Work required - Return every line in the entries below where the word "text" shows up.

'''

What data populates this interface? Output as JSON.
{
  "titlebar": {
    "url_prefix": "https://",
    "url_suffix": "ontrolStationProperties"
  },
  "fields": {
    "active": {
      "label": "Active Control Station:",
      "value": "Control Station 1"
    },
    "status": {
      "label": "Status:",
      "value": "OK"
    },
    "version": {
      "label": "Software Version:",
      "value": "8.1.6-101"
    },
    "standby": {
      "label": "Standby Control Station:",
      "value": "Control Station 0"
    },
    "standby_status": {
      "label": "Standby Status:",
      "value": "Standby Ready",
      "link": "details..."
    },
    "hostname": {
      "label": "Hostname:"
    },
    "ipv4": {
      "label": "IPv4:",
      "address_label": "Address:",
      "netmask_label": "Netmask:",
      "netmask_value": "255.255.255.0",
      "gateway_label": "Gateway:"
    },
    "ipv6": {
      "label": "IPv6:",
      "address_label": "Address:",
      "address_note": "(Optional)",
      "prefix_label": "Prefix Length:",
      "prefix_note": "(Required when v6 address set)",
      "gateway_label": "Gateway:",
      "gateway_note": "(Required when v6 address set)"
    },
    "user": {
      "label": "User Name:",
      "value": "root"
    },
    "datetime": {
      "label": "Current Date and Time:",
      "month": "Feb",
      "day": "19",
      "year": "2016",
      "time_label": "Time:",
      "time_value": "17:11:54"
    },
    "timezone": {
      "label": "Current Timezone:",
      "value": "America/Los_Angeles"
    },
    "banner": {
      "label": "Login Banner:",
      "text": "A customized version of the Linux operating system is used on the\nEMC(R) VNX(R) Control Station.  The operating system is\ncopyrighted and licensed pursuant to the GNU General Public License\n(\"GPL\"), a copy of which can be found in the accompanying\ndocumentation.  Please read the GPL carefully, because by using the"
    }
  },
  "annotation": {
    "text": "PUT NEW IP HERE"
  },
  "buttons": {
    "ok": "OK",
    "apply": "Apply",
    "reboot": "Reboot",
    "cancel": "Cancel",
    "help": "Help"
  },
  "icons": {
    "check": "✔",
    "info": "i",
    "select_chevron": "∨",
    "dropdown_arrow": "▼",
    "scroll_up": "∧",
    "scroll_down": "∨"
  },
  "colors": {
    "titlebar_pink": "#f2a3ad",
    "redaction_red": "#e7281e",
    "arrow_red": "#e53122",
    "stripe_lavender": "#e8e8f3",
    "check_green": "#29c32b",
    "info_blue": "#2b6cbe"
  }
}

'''

Answer section -
      "text": "A customized version of the Linux operating system is used on the\nEMC(R) VNX(R) Control Station.  The operating system is\ncopyrighted and licensed pursuant to the GNU General Public License\n(\"GPL\"), a copy of which can be found in the accompanying\ndocumentation.  Please read the GPL carefully, because by using the"
    "text": "PUT NEW IP HERE"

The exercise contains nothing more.